In another foreshadowing of his presidency, Bush installed a pro-industry troika to run the state's environmental agency, the Texas Natural Resources Conservation Commission. Bush selected Barry McBee, a lawyer with a host of oil-industry clients, to chair the TNRCC. At his previous position at the Texas Department of Agriculture, farm labor and environmental groups accused McBee of helping to dismantle a program that kept farmworkers out of fields that were still "hot" after pesticide applications. The second appointee was Ralph Marquez, a former Monsanto executive and lobbyist for the Texas Chemical Council. Marquez quashed a plan to issue health warnings to Houston residents on high-smog days and later testified before a congressional committee that ozone "is a relatively benign pollutant."14 Bush's third appointment was a cattleman named John Baker, former official of the Texas Farm Bureau, a sworn enemy of pesticide regulations.15
The new TNRCC came to be known by the moniker "Train Wreck." Until this new regime was in place, all Texas citizens had the right to challenge pollution permits required by companies for their waste disposal. This right is one of the few recourses that regular folks have to protect their health, homes, and communities from the ravages of pollution. The new TNRCC soon eliminated this policy, as well as the longstanding practice of making surprise inspections of industrial plants. It discovered loopholes in all kinds of federal and state environmental regulations ...
Excerpted from Crimes Against Nature by Robert Kennedy, Jr. Copyright © 2005 by Robert Kennedy, Jr.. Excerpted by permission.
All rights reserved. No part of this excerpt may be reproduced or reprinted without permission in writing from the publisher.

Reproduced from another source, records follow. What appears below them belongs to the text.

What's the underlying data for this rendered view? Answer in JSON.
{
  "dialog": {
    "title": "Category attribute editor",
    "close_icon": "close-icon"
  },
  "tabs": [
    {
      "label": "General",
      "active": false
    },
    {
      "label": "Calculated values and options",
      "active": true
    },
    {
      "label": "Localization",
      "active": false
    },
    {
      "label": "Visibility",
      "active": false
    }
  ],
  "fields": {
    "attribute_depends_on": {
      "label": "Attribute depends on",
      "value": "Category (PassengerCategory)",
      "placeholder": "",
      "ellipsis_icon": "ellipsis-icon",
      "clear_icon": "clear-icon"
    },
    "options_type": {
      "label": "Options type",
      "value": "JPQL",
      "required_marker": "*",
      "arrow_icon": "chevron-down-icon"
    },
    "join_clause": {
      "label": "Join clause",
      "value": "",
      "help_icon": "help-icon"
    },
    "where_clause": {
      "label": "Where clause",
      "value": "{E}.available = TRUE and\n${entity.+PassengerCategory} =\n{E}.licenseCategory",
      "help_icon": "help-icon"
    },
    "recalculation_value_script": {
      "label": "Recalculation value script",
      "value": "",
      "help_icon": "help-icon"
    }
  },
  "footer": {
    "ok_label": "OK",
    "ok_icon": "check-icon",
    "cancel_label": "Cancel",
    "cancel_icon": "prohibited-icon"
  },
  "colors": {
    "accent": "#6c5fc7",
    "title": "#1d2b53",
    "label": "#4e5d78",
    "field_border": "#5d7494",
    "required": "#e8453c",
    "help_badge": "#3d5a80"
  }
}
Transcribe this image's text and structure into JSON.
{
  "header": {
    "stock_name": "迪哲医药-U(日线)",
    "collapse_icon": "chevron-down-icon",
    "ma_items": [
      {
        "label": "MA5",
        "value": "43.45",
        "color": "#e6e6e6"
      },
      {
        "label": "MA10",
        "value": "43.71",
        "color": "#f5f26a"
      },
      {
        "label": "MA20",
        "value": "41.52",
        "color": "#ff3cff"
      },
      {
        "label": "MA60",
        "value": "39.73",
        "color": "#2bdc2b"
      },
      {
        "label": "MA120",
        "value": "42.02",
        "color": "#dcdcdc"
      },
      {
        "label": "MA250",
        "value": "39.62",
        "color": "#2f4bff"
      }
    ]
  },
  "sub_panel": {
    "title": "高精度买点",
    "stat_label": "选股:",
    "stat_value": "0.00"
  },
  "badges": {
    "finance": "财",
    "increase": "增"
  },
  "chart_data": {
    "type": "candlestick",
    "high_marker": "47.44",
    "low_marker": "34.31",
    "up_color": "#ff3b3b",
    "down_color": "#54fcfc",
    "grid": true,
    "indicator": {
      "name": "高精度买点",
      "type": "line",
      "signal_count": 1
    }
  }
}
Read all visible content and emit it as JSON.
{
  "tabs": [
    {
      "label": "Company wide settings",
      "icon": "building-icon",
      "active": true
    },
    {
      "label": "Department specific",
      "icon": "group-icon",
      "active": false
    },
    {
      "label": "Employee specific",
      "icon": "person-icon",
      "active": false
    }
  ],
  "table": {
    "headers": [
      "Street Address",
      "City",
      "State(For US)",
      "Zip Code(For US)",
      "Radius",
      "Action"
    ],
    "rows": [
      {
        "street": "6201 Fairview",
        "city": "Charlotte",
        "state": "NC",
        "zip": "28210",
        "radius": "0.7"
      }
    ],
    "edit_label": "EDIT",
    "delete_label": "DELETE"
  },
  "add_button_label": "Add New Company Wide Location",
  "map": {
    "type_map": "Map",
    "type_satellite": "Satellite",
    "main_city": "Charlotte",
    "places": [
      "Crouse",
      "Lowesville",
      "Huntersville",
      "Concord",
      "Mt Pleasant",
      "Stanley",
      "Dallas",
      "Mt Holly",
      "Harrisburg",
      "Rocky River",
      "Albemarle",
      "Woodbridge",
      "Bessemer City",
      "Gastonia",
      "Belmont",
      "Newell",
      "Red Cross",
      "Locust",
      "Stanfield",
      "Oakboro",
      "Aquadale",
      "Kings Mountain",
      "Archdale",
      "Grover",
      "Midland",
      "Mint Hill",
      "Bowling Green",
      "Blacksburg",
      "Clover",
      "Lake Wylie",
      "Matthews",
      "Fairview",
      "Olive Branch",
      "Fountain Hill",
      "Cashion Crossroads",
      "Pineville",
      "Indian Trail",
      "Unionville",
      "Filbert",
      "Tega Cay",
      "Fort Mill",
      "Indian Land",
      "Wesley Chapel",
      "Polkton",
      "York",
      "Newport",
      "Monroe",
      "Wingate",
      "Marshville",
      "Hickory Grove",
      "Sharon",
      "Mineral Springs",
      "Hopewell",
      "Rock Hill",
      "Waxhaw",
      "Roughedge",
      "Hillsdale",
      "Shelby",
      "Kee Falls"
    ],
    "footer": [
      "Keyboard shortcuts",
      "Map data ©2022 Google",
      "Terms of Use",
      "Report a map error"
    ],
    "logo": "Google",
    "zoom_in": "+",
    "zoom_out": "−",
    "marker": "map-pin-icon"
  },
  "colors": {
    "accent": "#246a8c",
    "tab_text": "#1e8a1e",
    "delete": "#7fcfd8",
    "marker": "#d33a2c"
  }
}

Excerpts are provided by Dial-A-Book Inc. solely for the personal use of visitors to this web site.